Dataset rows for apps and sites
^^^^

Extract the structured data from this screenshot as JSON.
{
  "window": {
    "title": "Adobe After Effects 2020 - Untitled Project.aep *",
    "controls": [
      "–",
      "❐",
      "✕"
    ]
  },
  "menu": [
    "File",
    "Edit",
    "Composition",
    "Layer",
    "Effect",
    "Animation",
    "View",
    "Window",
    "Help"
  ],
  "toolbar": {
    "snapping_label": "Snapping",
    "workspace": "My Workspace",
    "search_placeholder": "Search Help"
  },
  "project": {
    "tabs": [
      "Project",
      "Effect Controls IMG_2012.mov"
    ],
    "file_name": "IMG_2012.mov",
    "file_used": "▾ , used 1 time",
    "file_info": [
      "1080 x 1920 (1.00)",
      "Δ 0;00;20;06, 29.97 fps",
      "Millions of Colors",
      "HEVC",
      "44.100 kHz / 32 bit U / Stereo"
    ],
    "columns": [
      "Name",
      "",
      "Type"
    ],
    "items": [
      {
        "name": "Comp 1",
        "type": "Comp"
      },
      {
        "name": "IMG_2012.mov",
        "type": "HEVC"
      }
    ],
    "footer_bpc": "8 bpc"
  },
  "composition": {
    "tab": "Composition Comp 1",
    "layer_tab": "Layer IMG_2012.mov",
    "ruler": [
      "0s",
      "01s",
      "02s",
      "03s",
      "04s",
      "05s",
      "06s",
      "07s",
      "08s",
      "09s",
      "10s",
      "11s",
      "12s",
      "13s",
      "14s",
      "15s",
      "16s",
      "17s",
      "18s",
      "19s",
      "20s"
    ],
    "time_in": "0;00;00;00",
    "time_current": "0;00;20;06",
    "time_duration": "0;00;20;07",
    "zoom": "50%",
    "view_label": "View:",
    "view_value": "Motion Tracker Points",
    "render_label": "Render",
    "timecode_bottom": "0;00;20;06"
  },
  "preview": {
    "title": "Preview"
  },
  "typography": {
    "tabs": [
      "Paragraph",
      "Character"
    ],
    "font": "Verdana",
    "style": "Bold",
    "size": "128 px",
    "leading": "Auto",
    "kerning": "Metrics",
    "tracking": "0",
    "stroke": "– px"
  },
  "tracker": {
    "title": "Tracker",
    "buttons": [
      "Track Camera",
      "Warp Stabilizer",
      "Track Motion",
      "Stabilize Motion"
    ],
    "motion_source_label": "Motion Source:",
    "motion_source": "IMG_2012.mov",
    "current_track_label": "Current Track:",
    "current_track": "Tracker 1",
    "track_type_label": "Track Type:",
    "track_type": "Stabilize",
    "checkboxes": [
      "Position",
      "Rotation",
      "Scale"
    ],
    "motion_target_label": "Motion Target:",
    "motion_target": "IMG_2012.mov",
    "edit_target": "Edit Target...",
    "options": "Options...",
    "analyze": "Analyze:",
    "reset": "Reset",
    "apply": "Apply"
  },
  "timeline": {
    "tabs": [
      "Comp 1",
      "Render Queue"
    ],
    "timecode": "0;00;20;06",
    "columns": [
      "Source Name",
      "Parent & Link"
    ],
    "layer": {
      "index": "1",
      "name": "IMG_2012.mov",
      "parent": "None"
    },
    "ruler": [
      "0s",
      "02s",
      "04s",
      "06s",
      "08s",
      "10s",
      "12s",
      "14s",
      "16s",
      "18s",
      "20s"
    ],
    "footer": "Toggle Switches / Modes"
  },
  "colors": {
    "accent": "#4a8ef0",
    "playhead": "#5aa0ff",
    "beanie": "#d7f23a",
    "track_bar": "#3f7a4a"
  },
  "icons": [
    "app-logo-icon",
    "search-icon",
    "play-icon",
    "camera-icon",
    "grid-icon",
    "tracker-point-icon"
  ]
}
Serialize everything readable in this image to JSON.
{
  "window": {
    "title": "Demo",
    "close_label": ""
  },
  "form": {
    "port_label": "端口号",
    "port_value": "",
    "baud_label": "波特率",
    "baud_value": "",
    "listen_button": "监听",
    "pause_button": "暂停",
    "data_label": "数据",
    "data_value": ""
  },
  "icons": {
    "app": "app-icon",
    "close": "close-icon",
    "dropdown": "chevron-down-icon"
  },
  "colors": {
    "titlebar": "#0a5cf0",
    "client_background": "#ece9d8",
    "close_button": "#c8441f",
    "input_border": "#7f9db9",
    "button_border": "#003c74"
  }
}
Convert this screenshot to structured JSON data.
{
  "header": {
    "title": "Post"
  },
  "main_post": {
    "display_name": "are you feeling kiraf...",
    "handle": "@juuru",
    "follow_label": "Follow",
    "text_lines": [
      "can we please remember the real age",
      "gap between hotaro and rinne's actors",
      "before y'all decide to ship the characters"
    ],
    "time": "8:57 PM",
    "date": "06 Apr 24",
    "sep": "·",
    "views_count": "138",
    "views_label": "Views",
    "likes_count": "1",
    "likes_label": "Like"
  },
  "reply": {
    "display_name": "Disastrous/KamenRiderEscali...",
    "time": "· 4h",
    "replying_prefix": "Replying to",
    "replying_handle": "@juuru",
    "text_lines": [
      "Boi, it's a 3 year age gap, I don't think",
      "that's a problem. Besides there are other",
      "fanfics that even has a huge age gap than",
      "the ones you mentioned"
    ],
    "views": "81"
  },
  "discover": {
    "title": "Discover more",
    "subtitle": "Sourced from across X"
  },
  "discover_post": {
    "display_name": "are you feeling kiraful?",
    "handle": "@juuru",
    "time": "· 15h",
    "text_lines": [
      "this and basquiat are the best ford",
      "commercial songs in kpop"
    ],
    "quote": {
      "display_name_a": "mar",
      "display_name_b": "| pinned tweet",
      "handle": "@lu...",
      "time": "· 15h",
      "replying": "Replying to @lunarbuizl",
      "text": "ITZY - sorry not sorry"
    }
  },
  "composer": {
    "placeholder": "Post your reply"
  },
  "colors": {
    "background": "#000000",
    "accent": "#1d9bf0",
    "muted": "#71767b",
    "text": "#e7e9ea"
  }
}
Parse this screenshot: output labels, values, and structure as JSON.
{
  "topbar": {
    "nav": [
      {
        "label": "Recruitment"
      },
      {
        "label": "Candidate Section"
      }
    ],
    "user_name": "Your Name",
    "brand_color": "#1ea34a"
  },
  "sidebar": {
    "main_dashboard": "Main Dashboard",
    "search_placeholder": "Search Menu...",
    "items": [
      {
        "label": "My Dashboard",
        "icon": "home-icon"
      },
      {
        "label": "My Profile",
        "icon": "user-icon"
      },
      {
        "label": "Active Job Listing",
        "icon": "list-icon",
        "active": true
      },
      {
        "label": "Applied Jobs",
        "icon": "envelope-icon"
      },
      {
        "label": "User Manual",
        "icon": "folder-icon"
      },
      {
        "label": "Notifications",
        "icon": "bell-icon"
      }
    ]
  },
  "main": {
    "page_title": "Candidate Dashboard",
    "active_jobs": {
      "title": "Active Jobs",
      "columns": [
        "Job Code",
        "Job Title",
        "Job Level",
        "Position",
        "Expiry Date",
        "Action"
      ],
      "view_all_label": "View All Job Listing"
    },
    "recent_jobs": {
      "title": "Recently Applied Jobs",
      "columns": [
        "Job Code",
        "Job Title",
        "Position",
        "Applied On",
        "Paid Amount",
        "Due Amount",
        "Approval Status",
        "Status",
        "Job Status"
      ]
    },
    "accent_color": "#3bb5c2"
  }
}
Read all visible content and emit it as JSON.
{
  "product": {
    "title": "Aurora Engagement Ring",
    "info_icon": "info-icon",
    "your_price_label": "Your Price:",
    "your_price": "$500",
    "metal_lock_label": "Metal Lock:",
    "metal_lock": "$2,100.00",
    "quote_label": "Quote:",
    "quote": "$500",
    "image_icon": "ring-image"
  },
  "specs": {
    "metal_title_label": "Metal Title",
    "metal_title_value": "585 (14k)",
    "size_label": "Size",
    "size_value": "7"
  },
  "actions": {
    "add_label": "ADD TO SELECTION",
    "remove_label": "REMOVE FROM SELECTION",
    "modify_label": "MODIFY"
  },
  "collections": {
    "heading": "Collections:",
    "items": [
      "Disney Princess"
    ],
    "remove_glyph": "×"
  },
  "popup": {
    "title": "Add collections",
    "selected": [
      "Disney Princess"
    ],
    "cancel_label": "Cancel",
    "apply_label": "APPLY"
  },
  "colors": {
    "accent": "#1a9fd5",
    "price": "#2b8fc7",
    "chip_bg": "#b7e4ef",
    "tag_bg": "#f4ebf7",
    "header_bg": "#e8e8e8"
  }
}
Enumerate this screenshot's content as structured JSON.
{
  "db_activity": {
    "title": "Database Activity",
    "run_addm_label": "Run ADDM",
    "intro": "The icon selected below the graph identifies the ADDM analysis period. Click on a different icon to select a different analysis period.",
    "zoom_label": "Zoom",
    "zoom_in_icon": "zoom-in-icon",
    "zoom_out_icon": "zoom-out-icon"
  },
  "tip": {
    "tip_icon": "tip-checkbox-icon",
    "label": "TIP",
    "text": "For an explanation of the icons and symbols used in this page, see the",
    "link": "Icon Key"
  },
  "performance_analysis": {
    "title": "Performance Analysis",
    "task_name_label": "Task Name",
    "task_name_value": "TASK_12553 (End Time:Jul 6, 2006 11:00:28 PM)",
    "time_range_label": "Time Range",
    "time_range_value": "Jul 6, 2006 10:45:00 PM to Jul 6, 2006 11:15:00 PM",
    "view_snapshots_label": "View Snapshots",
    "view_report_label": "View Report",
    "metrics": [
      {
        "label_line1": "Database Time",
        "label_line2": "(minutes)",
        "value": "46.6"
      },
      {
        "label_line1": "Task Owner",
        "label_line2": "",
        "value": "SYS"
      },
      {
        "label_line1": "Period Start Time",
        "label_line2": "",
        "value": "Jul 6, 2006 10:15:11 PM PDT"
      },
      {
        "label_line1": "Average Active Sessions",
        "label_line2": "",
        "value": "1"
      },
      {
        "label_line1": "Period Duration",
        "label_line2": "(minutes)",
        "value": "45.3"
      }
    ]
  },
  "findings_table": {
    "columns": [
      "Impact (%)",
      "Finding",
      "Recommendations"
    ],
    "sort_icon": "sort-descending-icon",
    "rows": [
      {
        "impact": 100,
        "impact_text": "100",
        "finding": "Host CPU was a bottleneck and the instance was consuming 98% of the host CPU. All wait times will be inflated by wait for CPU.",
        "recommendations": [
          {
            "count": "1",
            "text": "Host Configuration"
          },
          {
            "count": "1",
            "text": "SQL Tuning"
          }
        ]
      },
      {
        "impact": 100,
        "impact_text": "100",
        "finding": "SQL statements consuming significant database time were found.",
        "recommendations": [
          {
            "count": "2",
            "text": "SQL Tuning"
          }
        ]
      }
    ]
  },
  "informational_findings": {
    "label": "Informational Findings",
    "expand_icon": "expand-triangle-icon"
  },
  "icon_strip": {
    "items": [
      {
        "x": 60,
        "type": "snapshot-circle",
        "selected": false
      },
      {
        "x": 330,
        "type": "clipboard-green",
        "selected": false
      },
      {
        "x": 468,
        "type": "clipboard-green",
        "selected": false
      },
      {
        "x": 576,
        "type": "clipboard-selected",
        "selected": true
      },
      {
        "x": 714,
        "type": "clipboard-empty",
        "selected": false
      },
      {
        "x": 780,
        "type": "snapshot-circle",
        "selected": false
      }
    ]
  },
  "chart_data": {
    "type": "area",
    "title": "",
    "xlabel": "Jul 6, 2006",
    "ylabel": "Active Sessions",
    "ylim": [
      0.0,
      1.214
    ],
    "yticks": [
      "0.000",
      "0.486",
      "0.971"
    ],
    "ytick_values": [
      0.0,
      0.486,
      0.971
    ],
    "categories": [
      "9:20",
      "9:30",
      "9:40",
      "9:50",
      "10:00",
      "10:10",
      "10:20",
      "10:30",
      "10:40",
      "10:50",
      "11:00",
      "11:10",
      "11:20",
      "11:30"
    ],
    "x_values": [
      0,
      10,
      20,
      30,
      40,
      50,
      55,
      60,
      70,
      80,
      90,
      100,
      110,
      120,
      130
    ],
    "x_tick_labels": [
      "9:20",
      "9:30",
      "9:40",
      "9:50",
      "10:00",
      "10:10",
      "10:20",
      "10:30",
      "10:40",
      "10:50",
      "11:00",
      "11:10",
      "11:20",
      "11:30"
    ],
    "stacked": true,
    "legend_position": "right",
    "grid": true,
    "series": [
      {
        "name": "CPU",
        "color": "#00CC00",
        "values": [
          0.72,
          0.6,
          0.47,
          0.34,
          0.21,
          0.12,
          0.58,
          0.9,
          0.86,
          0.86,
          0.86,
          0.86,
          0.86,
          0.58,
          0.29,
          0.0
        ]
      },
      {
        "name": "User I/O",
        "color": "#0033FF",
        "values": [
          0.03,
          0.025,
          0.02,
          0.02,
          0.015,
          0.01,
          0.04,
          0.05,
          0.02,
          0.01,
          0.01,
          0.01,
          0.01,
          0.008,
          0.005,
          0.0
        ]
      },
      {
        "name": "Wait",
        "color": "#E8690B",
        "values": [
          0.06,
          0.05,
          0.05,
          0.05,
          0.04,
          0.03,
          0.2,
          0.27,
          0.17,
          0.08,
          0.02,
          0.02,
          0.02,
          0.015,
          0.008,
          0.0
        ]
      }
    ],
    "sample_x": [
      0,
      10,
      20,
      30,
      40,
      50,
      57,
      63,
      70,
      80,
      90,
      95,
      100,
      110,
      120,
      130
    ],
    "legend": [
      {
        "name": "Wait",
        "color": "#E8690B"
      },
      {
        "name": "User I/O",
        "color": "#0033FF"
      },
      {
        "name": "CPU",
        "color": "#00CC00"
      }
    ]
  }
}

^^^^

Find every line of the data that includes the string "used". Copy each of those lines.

    "file_used": "▾ , used 1 time",
    "text": "For an explanation of the icons and symbols used in this page, see the",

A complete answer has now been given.